## Requirement
Could you repeat all of the entries exactly, leaving out any pictures?

(Entries taken from a collection)

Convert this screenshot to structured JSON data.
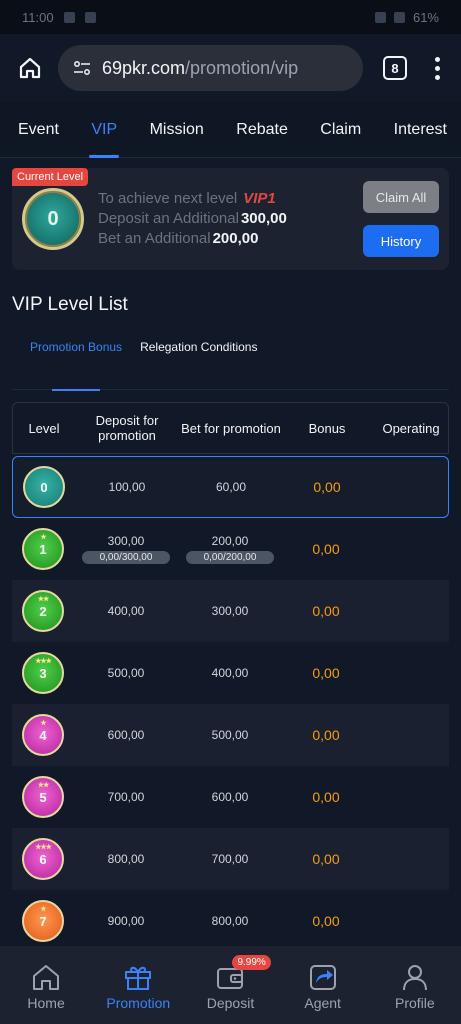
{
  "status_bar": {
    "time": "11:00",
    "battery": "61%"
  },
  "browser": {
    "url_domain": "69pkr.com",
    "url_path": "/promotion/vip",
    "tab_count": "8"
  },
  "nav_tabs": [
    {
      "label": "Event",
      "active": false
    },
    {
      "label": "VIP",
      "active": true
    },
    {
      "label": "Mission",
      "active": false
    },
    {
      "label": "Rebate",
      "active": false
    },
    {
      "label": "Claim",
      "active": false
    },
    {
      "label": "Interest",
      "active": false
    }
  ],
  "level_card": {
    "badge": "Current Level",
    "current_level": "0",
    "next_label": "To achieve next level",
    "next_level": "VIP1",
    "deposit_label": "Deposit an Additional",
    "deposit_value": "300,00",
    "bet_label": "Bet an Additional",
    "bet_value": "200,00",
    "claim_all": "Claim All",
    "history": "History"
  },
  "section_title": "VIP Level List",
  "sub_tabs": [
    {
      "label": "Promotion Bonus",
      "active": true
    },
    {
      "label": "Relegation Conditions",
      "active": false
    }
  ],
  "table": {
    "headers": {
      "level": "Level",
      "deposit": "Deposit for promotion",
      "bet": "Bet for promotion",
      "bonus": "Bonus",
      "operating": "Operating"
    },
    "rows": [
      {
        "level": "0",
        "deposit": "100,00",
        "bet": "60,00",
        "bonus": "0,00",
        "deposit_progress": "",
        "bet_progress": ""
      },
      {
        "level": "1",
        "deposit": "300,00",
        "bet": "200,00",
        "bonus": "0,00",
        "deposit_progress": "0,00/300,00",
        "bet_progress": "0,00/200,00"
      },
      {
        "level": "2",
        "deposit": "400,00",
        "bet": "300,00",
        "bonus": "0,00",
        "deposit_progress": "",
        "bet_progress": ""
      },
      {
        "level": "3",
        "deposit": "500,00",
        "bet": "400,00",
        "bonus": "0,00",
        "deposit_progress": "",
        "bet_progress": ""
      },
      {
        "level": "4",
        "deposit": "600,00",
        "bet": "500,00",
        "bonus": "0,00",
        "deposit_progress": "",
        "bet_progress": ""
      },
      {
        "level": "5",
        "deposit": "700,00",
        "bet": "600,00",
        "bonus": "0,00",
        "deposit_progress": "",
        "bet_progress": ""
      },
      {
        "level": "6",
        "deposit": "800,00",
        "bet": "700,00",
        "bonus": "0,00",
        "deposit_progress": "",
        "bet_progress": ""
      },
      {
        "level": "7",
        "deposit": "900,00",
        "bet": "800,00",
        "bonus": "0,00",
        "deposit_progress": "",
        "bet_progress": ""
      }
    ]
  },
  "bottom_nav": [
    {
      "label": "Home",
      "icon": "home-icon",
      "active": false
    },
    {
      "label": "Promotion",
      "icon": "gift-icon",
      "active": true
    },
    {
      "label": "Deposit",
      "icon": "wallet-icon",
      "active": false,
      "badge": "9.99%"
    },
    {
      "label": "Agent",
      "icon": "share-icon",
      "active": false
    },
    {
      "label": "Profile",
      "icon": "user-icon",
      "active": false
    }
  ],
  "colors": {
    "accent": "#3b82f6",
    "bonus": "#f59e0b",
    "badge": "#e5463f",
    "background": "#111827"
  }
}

## Solution to the problem
Convert this screenshot to structured JSON data.
{
  "status_bar": {
    "time": "11:00",
    "battery": "61%"
  },
  "browser": {
    "url_domain": "69pkr.com",
    "url_path": "/promotion/vip",
    "tab_count": "8"
  },
  "nav_tabs": [
    {
      "label": "Event",
      "active": false
    },
    {
      "label": "VIP",
      "active": true
    },
    {
      "label": "Mission",
      "active": false
    },
    {
      "label": "Rebate",
      "active": false
    },
    {
      "label": "Claim",
      "active": false
    },
    {
      "label": "Interest",
      "active": false
    }
  ],
  "level_card": {
    "badge": "Current Level",
    "current_level": "0",
    "next_label": "To achieve next level",
    "next_level": "VIP1",
    "deposit_label": "Deposit an Additional",
    "deposit_value": "300,00",
    "bet_label": "Bet an Additional",
    "bet_value": "200,00",
    "claim_all": "Claim All",
    "history": "History"
  },
  "section_title": "VIP Level List",
  "sub_tabs": [
    {
      "label": "Promotion Bonus",
      "active": true
    },
    {
      "label": "Relegation Conditions",
      "active": false
    }
  ],
  "table": {
    "headers": {
      "level": "Level",
      "deposit": "Deposit for promotion",
      "bet": "Bet for promotion",
      "bonus": "Bonus",
      "operating": "Operating"
    },
    "rows": [
      {
        "level": "0",
        "deposit": "100,00",
        "bet": "60,00",
        "bonus": "0,00",
        "deposit_progress": "",
        "bet_progress": ""
      },
      {
        "level": "1",
        "deposit": "300,00",
        "bet": "200,00",
        "bonus": "0,00",
        "deposit_progress": "0,00/300,00",
        "bet_progress": "0,00/200,00"
      },
      {
        "level": "2",
        "deposit": "400,00",
        "bet": "300,00",
        "bonus": "0,00",
        "deposit_progress": "",
        "bet_progress": ""
      },
      {
        "level": "3",
        "deposit": "500,00",
        "bet": "400,00",
        "bonus": "0,00",
        "deposit_progress": "",
        "bet_progress": ""
      },
      {
        "level": "4",
        "deposit": "600,00",
        "bet": "500,00",
        "bonus": "0,00",
        "deposit_progress": "",
        "bet_progress": ""
      },
      {
        "level": "5",
        "deposit": "700,00",
        "bet": "600,00",
        "bonus": "0,00",
        "deposit_progress": "",
        "bet_progress": ""
      },
      {
        "level": "6",
        "deposit": "800,00",
        "bet": "700,00",
        "bonus": "0,00",
        "deposit_progress": "",
        "bet_progress": ""
      },
      {
        "level": "7",
        "deposit": "900,00",
        "bet": "800,00",
        "bonus": "0,00",
        "deposit_progress": "",
        "bet_progress": ""
      }
    ]
  },
  "bottom_nav": [
    {
      "label": "Home",
      "icon": "home-icon",
      "active": false
    },
    {
      "label": "Promotion",
      "icon": "gift-icon",
      "active": true
    },
    {
      "label": "Deposit",
      "icon": "wallet-icon",
      "active": false,
      "badge": "9.99%"
    },
    {
      "label": "Agent",
      "icon": "share-icon",
      "active": false
    },
    {
      "label": "Profile",
      "icon": "user-icon",
      "active": false
    }
  ],
  "colors": {
    "accent": "#3b82f6",
    "bonus": "#f59e0b",
    "badge": "#e5463f",
    "background": "#111827"
  }
}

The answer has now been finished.